[Stored records]

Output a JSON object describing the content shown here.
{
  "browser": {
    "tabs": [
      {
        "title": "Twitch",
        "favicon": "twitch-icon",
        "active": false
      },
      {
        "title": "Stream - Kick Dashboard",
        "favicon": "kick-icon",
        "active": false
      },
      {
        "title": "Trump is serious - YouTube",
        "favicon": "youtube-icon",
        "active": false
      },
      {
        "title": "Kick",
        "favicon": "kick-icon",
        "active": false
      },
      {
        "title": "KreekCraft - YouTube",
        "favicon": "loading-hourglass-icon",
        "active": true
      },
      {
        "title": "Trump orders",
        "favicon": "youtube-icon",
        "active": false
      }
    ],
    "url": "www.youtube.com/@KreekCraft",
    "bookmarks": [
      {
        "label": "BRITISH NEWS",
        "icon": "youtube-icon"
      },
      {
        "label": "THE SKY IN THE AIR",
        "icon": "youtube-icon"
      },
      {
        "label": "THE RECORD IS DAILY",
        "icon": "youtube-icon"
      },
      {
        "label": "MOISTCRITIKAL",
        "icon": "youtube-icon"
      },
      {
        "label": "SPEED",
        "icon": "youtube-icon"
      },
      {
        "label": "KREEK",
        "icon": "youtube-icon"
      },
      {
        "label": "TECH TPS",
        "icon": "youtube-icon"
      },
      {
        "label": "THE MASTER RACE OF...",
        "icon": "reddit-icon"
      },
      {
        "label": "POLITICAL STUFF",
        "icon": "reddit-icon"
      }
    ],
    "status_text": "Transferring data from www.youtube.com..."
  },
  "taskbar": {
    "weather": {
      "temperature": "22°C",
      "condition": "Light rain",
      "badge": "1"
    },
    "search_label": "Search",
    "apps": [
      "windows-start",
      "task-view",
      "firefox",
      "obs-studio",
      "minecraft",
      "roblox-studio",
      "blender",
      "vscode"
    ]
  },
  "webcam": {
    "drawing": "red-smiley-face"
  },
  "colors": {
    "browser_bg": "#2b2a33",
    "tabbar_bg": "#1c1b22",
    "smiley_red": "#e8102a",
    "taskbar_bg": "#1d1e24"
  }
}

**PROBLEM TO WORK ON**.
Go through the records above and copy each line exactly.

**ANSWER BELOW**.
Output a JSON object describing the content shown here.
{
  "browser": {
    "tabs": [
      {
        "title": "Twitch",
        "favicon": "twitch-icon",
        "active": false
      },
      {
        "title": "Stream - Kick Dashboard",
        "favicon": "kick-icon",
        "active": false
      },
      {
        "title": "Trump is serious - YouTube",
        "favicon": "youtube-icon",
        "active": false
      },
      {
        "title": "Kick",
        "favicon": "kick-icon",
        "active": false
      },
      {
        "title": "KreekCraft - YouTube",
        "favicon": "loading-hourglass-icon",
        "active": true
      },
      {
        "title": "Trump orders",
        "favicon": "youtube-icon",
        "active": false
      }
    ],
    "url": "www.youtube.com/@KreekCraft",
    "bookmarks": [
      {
        "label": "BRITISH NEWS",
        "icon": "youtube-icon"
      },
      {
        "label": "THE SKY IN THE AIR",
        "icon": "youtube-icon"
      },
      {
        "label": "THE RECORD IS DAILY",
        "icon": "youtube-icon"
      },
      {
        "label": "MOISTCRITIKAL",
        "icon": "youtube-icon"
      },
      {
        "label": "SPEED",
        "icon": "youtube-icon"
      },
      {
        "label": "KREEK",
        "icon": "youtube-icon"
      },
      {
        "label": "TECH TPS",
        "icon": "youtube-icon"
      },
      {
        "label": "THE MASTER RACE OF...",
        "icon": "reddit-icon"
      },
      {
        "label": "POLITICAL STUFF",
        "icon": "reddit-icon"
      }
    ],
    "status_text": "Transferring data from www.youtube.com..."
  },
  "taskbar": {
    "weather": {
      "temperature": "22°C",
      "condition": "Light rain",
      "badge": "1"
    },
    "search_label": "Search",
    "apps": [
      "windows-start",
      "task-view",
      "firefox",
      "obs-studio",
      "minecraft",
      "roblox-studio",
      "blender",
      "vscode"
    ]
  },
  "webcam": {
    "drawing": "red-smiley-face"
  },
  "colors": {
    "browser_bg": "#2b2a33",
    "tabbar_bg": "#1c1b22",
    "smiley_red": "#e8102a",
    "taskbar_bg": "#1d1e24"
  }
}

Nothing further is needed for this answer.